The Institute for Fiscal Studies released a report last October revealing that on average Londoners spend around 40 per cent of their income on rent alone, compared to 28 per cent elsewhere in the country. The report also revealed that in 2008, the amount of income spent on private renting sharply increased by more than five per cent. This is around the same time Elizabeth said she noticed a change in the renting market.
She and her husband initially had a nice one-bedroom flat in Hackney, a car, and felt comfortably well off. But the arrival of their child four years ago changed everything.
“We had a good standard of living,” Elizabeth told EastLondonLines. “I never thought for one moment that we wouldn’t be able to care for our daughter.”
But with Elizabeth out of work, the family were down to one pay cheque and so sought help from the council with their rent while she was on maternity leave. Only, she discovered that her family were entitled to nothing.
“The person I spoke to mentioned that many families were moving out of London for cheaper rent. It felt unprofessional and so wrong but that’s what we did.”
Her husband was offered a job in Surrey, which included a flat near his workplace. As a result, they were forced to prematurely end their tenancy in Hackney, which lost them their deposit, and were told they had to continue paying council tax to Hackney for the remainder of the year.
After three months in Surrey, her husband had not been paid. His new boss had conned him into working for free, meaning the family had to use the remainder of their savings to live during that time.
“We were paying council tax to two councils, we had bills, food and petrol to fund but no income. We went to the local council but because we had only been there for a few months, they couldn’t help us. We were still the responsibility of Hackney. But we had no money for a deposit on a new place. We had lost everything.”

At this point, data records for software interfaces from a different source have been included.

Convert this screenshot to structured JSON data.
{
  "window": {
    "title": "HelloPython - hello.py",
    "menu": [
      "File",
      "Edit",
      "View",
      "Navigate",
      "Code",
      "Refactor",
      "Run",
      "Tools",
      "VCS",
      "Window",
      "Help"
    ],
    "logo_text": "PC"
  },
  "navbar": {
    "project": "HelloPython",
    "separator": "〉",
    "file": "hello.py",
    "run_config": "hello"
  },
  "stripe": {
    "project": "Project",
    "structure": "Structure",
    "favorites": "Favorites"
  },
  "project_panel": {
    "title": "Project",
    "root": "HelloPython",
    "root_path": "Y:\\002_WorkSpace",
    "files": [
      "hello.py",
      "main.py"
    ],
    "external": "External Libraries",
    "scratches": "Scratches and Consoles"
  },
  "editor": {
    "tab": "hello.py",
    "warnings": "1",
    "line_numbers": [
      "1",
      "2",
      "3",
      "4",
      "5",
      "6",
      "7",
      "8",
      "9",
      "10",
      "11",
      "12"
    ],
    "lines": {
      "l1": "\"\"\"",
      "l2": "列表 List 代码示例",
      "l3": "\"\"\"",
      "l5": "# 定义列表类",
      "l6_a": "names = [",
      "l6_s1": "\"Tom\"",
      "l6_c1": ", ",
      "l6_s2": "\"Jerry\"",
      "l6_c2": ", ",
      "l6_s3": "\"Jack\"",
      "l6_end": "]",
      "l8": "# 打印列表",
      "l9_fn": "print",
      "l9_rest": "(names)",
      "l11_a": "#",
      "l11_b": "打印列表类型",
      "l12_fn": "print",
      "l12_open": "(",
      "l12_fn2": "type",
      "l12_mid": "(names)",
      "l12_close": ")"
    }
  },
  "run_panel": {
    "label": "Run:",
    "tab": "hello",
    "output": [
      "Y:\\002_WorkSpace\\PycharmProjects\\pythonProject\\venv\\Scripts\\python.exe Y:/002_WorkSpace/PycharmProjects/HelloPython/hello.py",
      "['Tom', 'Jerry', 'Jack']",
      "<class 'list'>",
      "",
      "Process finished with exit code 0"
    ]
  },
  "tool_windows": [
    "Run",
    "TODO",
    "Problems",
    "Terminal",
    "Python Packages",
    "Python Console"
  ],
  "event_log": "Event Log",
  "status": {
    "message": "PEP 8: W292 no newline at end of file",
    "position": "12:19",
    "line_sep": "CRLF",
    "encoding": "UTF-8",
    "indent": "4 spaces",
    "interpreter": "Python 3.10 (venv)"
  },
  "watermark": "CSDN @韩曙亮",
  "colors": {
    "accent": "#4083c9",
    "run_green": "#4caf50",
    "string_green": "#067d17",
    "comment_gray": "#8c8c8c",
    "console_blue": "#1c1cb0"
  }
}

A recent report conducted by homeless charity Shelter revealed that one in 44 people in Hackney are homeless, making it the tenth worst area for homelessness in England. They estimate around 6,150 people are living in temporary accommodation in the borough.
The report also refers to homelessness as a “trap”, with unexpected costs eating into any money families might save. Elizabeth pays £100 per month to keep their furniture in storage, as well as extortionate fees to the hostel in rent.
The self-contained room they were offered in Dalston cost £260 per week, around the same price as a one-bedroom flat. As a result, all their earnings went straight to the hostel, and made it impossible to save for a deposit. If they had refused the hostel, they would have been classified as making themselves “intentionally” homeless and pushed to the bottom of the waiting list.
“We had no choice but to take this place and accept the high rent,” Elizabeth says.
This is where they remained for three years; three people living in one room. There are no laws restricting the amount of time a family stays in a hostel so there was little they could do. No visitors were allowed, which meant one parent always had to be there to look after their child.
“We both worked part-time,” Elizabeth says. “We never saw each other, or only briefly when would meet at the tube to hand over the child while the other went to work.”
The family was eventually offered permanent residence in a two bedroom flat just before Christmas, and although it had no furniture, cooker or fridge, at least they had space: “My daughter is so proud of our new home. She had to sleep on the floor in a pile of clothes for a while, but we can have visitors and she loves to show them around. She has her own room for the first time and has laid out her toys.“
It’s the little things you used to take for granted, Elizabeth says, that are the best – like having someone round, or being able to relax on your own: “My favourite thing now is to read a book in the evening. I don’t have to worry about the light keeping anyone awake. I can just read. “
*name changed to protect identity.